[Data section — start]

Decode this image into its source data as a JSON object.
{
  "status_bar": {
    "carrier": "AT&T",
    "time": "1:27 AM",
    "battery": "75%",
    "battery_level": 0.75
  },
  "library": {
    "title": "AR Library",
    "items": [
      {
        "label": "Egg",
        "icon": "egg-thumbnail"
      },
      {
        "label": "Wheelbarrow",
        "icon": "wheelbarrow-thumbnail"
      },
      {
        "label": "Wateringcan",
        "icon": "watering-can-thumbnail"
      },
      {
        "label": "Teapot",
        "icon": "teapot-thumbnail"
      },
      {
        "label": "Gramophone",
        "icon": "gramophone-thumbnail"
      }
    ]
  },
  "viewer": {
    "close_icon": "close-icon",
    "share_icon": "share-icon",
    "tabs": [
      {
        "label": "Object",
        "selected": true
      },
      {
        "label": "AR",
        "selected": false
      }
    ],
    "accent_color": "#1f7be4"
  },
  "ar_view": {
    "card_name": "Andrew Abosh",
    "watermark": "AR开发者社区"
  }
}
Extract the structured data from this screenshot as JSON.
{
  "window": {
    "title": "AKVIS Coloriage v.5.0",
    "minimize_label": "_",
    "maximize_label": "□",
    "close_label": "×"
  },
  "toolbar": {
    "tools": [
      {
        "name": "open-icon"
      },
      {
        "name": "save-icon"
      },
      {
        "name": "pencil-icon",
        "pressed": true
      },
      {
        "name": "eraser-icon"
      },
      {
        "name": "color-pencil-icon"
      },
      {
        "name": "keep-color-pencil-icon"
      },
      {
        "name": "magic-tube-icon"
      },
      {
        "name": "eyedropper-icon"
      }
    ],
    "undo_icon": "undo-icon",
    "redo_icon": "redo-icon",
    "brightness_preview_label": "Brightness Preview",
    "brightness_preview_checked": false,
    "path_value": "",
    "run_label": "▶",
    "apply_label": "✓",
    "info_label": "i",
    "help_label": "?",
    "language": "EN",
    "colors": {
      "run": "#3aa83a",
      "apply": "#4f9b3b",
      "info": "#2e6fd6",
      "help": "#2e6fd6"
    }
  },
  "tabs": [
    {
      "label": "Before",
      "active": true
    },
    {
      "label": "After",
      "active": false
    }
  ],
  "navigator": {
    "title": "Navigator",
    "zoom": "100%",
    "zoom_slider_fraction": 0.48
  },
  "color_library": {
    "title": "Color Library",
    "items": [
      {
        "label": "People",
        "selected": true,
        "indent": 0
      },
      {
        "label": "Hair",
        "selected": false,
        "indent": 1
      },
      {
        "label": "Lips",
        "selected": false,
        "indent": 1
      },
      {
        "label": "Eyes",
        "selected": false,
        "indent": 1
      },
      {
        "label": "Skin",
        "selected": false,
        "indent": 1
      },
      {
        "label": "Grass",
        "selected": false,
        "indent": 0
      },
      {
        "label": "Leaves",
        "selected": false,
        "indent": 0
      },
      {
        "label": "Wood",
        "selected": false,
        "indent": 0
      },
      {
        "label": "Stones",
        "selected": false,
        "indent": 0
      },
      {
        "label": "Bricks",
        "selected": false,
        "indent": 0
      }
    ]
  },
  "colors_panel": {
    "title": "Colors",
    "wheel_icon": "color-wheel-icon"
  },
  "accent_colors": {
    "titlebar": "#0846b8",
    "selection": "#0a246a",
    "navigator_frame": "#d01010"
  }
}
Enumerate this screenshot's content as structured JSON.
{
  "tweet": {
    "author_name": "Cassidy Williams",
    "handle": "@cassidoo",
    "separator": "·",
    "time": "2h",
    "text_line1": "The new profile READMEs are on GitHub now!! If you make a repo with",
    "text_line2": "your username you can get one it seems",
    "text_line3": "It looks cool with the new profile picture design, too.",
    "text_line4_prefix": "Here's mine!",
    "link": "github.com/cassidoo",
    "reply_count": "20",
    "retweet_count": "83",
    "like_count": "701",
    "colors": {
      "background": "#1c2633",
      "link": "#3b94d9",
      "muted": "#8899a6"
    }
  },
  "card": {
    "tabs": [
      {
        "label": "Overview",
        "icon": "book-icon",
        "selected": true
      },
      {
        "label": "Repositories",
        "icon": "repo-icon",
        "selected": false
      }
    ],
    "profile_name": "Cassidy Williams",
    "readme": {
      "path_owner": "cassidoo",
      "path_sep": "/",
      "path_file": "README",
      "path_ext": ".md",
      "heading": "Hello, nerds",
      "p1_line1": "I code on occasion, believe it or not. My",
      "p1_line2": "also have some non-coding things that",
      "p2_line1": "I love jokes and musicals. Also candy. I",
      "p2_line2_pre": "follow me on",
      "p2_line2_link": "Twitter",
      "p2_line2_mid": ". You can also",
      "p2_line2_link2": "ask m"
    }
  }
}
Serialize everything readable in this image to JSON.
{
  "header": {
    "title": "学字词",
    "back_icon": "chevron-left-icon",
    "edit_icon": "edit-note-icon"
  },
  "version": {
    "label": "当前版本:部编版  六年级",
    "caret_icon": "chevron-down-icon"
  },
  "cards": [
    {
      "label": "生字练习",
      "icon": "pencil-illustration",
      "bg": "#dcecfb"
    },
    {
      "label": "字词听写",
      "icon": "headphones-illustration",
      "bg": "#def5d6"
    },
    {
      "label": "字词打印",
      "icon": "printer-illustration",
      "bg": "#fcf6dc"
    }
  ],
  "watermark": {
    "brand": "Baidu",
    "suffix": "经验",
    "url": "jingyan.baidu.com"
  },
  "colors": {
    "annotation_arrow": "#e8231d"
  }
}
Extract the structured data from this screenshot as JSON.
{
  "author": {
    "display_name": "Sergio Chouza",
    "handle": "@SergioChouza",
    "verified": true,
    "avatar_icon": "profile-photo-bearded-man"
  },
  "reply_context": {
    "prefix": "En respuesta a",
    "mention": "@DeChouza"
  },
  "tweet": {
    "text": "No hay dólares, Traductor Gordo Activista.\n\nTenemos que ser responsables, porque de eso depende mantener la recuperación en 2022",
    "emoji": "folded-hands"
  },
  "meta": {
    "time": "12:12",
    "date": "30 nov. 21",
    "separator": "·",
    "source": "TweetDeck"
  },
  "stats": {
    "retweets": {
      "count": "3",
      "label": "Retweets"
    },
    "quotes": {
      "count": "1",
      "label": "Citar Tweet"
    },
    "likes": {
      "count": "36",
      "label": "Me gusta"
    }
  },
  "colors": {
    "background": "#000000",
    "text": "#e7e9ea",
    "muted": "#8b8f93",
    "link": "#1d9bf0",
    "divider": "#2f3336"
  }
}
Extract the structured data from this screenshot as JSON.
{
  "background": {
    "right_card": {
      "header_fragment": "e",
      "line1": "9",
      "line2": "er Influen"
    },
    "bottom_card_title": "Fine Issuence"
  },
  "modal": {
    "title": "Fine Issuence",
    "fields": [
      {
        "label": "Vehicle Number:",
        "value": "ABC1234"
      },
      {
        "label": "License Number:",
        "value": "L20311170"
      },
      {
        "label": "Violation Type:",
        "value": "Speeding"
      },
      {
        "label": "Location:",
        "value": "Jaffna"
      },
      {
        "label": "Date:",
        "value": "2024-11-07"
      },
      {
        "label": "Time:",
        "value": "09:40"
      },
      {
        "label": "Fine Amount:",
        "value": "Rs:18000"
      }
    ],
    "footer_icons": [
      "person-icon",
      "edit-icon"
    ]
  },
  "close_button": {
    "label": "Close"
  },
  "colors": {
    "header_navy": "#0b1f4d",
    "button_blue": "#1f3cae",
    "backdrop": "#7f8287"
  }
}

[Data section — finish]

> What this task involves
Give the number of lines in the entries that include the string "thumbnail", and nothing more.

> Response below
5